[Recorded data]
Start of Block

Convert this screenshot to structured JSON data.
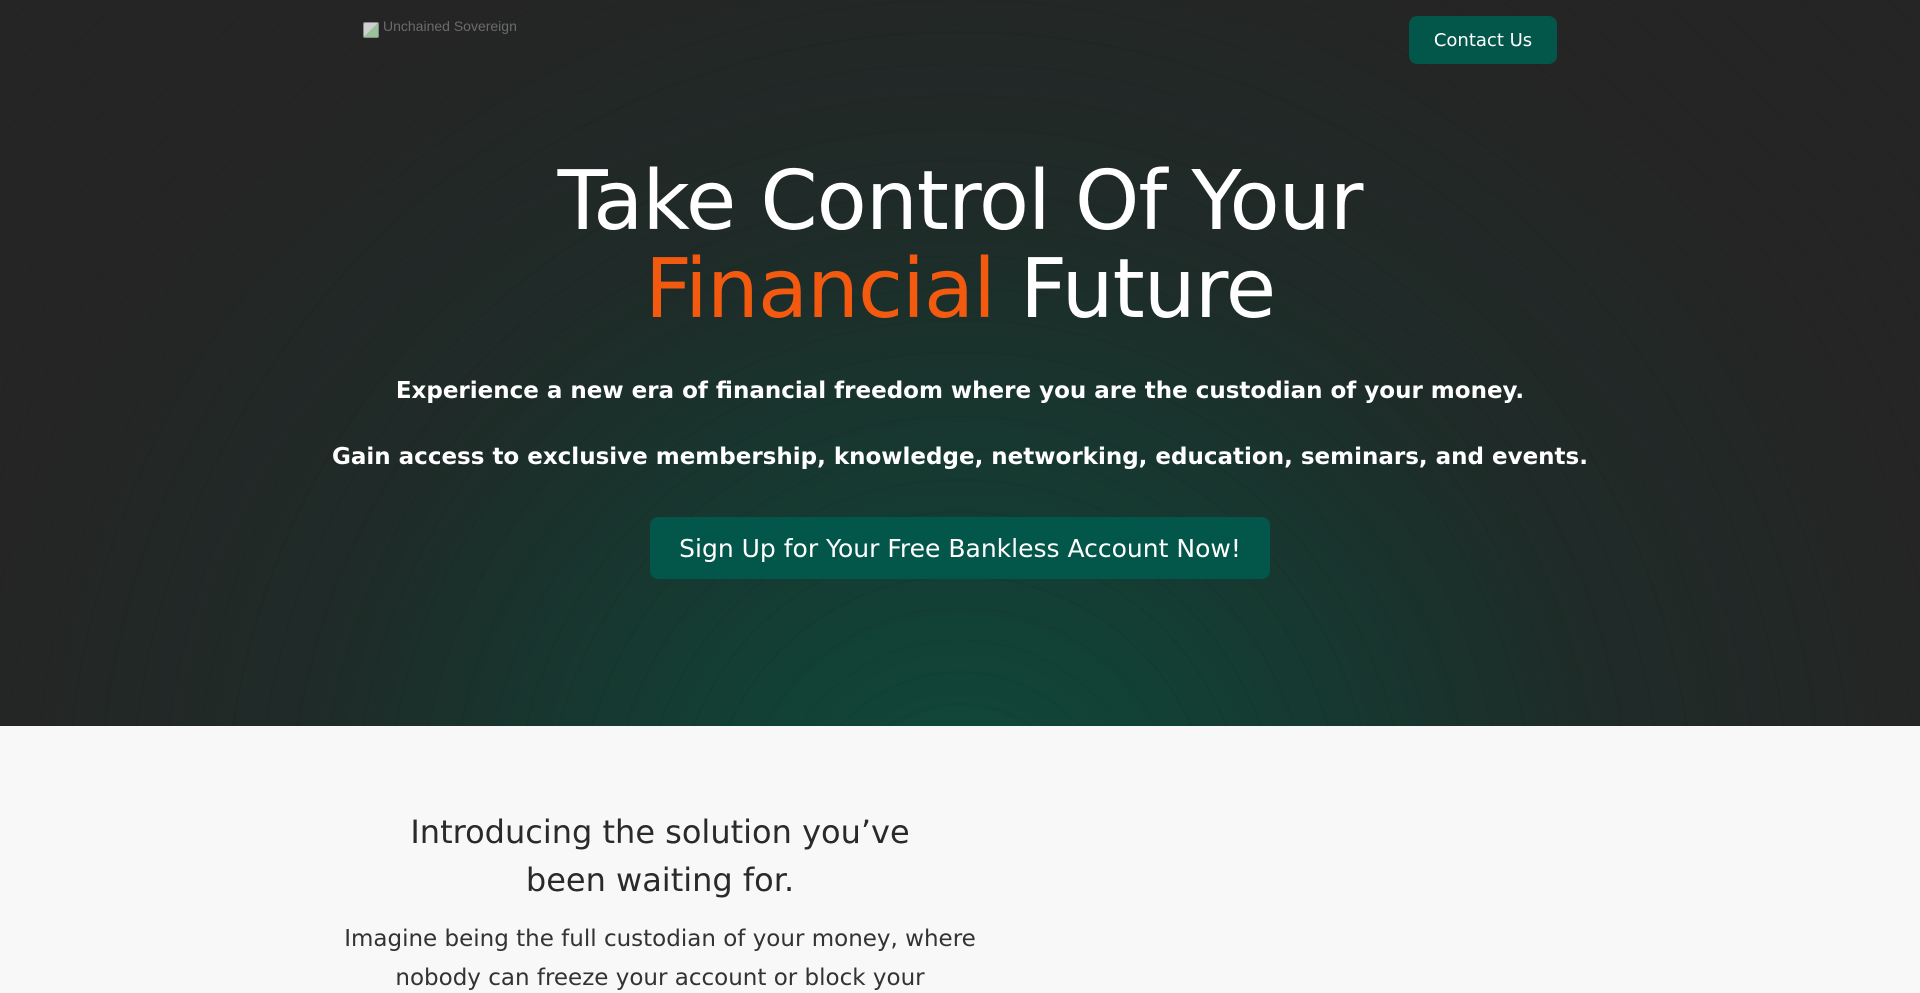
{
  "header": {
    "logo_alt": "Unchained Sovereign",
    "contact_label": "Contact Us"
  },
  "hero": {
    "headline_line1": "Take Control Of Your",
    "headline_accent": "Financial",
    "headline_rest": " Future",
    "subtitle1": "Experience a new era of financial freedom where you are the custodian of your money.",
    "subtitle2": "Gain access to exclusive membership, knowledge, networking, education, seminars, and events.",
    "cta_label": "Sign Up for Your Free Bankless Account Now!"
  },
  "intro": {
    "title_line1": "Introducing the solution you’ve",
    "title_line2": "been waiting for.",
    "body_line1": "Imagine being the full custodian of your money, where",
    "body_line2": "nobody can freeze your account or block your transactions."
  },
  "colors": {
    "accent": "#f45a0f",
    "brand_green": "#03564a",
    "hero_dark": "#252525"
  }
}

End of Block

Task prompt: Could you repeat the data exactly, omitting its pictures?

Reply to the exercise:
Convert this screenshot to structured JSON data.
{
  "header": {
    "logo_alt": "Unchained Sovereign",
    "contact_label": "Contact Us"
  },
  "hero": {
    "headline_line1": "Take Control Of Your",
    "headline_accent": "Financial",
    "headline_rest": " Future",
    "subtitle1": "Experience a new era of financial freedom where you are the custodian of your money.",
    "subtitle2": "Gain access to exclusive membership, knowledge, networking, education, seminars, and events.",
    "cta_label": "Sign Up for Your Free Bankless Account Now!"
  },
  "intro": {
    "title_line1": "Introducing the solution you’ve",
    "title_line2": "been waiting for.",
    "body_line1": "Imagine being the full custodian of your money, where",
    "body_line2": "nobody can freeze your account or block your transactions."
  },
  "colors": {
    "accent": "#f45a0f",
    "brand_green": "#03564a",
    "hero_dark": "#252525"
  }
}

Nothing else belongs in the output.